“I just don’t see why I have to know these dates,” grumbled Danny as he looked at his midterm exam grade.<br /><br />Other students echoed his complaint. What do these dates matter? Why should we need to know the difference between 1789, when the Constitution was ratified, and 1765, when the Stamp Act was passed? Isn’t saying they’re in the 1700s enough?
A third-grade teacher at a Denver elementary school decided to try to get to know her students better — most of whom come from low-income families — and gave them a writing assignment in which she hoped they would reveal something about themselves. Kyle Schwartz called the activity “I wish my teacher knew” — and she wound up learning more than she thought.
I spend an enormous amount of time teaching writing to students who based on their initial writing samples from the first days of school, had probably never been pushed to write as much as they have this year. This year, I changed my approach; tweaked it, if you will, to allow students more time to prime and polish their work.

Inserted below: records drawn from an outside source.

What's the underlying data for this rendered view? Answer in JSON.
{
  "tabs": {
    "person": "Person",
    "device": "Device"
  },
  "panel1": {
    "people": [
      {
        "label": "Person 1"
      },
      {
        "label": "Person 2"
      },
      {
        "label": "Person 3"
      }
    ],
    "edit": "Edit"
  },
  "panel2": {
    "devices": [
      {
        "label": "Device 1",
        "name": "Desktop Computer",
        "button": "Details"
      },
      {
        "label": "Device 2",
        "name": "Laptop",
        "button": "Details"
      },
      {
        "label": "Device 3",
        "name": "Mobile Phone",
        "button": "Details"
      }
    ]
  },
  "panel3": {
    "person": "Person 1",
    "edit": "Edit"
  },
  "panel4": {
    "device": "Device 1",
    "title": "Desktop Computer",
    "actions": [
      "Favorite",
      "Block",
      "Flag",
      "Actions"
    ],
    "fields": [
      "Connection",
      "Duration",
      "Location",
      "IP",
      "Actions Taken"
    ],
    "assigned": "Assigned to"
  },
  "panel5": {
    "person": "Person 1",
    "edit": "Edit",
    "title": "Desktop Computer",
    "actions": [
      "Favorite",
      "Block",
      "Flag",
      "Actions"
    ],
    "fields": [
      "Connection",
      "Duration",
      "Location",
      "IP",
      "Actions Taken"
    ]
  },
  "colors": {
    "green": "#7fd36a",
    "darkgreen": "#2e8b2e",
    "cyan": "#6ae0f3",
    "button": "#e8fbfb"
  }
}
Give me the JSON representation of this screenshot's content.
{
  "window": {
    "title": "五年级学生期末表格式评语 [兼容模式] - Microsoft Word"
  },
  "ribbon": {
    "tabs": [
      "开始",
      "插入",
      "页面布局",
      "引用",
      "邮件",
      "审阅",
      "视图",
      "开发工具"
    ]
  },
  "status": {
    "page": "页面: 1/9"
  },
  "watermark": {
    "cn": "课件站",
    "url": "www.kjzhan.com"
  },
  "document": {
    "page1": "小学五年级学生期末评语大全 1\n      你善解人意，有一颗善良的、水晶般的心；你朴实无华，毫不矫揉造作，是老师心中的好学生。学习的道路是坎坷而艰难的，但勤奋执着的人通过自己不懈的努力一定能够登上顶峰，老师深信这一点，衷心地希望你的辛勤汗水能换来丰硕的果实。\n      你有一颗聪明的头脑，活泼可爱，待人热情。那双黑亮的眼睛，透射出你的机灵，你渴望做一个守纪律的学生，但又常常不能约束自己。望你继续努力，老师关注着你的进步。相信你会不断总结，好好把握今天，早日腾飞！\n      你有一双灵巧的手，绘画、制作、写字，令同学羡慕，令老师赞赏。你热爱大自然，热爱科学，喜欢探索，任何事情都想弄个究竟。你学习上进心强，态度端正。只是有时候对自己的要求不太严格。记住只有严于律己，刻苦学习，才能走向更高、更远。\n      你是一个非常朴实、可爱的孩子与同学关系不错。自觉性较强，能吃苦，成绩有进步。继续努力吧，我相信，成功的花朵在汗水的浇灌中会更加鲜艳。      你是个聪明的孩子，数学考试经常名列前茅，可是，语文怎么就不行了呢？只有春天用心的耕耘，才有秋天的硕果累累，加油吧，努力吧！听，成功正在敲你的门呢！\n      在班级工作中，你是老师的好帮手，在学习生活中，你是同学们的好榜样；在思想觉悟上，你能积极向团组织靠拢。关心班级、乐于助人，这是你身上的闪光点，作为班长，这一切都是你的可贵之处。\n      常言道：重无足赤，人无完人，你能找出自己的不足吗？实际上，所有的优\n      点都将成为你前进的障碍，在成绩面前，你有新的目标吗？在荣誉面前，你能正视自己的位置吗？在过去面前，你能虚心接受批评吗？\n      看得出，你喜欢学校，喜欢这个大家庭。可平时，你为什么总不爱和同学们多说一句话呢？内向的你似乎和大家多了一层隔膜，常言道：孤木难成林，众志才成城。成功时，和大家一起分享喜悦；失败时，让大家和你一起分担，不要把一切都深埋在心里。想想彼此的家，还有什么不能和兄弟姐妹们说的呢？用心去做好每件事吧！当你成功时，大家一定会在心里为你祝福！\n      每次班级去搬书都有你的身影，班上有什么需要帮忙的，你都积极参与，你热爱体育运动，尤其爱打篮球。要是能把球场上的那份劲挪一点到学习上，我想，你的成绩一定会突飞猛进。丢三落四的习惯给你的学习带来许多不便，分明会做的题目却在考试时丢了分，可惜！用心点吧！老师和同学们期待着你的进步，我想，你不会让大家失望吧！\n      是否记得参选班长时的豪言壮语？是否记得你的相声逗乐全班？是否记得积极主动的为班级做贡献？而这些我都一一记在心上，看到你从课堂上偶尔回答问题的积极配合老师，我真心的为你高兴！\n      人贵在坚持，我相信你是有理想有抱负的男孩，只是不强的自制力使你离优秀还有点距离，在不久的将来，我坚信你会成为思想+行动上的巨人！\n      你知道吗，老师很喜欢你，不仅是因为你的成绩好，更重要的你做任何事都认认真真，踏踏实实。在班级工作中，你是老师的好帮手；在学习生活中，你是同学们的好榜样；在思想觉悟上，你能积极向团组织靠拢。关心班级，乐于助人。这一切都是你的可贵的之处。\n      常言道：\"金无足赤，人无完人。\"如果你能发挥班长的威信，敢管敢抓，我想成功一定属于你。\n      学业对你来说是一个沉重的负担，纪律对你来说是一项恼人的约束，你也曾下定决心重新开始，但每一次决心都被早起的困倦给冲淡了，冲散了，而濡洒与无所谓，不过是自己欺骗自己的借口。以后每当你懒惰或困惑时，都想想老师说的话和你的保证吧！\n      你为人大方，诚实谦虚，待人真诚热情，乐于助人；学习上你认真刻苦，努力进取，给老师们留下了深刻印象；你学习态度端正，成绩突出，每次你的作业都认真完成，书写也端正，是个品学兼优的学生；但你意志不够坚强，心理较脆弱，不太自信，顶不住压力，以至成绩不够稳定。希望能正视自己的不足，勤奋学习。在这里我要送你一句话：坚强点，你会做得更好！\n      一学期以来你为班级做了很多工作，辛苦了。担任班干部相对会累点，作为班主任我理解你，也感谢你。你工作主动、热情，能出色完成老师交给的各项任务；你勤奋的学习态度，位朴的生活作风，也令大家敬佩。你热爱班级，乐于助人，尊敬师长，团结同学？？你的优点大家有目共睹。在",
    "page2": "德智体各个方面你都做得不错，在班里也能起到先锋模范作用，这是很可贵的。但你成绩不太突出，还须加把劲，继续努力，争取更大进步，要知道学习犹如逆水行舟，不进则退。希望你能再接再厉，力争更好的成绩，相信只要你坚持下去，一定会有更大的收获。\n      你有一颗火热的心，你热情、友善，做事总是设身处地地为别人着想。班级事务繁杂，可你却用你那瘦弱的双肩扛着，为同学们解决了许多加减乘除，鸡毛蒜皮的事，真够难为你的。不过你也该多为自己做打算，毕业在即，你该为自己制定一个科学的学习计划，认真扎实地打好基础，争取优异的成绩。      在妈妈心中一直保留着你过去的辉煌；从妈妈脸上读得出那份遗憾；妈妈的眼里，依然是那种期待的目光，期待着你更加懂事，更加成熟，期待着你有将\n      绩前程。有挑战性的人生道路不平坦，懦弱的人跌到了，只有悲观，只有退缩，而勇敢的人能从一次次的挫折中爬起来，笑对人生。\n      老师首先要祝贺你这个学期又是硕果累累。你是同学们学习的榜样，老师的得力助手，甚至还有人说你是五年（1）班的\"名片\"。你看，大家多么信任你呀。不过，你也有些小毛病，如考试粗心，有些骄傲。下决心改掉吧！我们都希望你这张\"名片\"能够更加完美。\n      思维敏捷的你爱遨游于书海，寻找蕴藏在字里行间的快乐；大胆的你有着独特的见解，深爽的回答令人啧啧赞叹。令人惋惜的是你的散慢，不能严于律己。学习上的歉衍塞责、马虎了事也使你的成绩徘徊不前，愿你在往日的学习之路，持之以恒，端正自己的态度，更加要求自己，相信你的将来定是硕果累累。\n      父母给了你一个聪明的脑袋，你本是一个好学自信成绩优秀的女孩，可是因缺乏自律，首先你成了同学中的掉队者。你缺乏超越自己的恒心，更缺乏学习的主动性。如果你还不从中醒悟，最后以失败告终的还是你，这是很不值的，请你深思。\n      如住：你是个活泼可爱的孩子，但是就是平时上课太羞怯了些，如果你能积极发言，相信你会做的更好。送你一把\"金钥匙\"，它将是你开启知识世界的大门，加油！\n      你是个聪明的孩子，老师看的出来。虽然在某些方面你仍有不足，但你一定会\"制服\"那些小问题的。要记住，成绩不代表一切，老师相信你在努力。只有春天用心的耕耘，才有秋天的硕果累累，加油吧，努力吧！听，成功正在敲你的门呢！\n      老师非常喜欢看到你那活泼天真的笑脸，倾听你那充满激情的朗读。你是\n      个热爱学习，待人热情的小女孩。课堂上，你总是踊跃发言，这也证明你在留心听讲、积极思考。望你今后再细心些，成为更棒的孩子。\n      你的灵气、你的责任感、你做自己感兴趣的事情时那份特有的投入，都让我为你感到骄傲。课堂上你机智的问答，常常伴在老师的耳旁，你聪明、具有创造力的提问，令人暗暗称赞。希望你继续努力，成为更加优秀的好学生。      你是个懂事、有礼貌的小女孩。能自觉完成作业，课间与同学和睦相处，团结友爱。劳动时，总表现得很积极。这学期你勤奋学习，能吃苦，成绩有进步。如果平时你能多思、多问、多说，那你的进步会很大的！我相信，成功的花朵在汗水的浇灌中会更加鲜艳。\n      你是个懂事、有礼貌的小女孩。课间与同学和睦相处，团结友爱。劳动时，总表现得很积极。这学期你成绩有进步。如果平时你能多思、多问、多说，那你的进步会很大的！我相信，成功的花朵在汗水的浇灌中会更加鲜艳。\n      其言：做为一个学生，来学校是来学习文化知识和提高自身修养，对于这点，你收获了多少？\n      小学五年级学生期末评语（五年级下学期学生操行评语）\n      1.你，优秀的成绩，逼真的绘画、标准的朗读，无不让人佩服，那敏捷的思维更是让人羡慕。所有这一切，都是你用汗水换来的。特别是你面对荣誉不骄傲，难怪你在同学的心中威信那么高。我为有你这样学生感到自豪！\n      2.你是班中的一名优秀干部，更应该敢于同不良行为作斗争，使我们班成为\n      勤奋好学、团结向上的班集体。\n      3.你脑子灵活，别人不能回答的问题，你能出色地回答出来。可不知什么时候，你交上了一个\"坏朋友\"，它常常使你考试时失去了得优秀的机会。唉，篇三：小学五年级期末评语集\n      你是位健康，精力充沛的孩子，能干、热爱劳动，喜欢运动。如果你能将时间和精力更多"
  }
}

Music classes are usually cut first when schools reevaluate their budget. But a new study from Northwestern University shows these classes are valuable, especially to low-income children.
We are trying something new in our memoir unit this year: flash drafting our way to a “best first draft”. The main reason for this is that for as long as I’ve taught memoir, I’ve always had a handful of students who would reach the midpoint of their first draft and then just stall. Our conferences would begin with big sighs and something like this:
I think I might be an education advocate. I say “think” because I never considered that my lone little voice was enough to make a difference. Oh sure, we've all heard the "power of one person" speeches. We know individuals who have triumphed over incredible odds and become spokespersons. But that’s not me, is it? I don’t have any incredible background story. I feel like I’m just a regular teacher, but that right there is the point. I actually have some very valuable opinions on teaching, students, and what’s right for education. Believe it or not, people listen.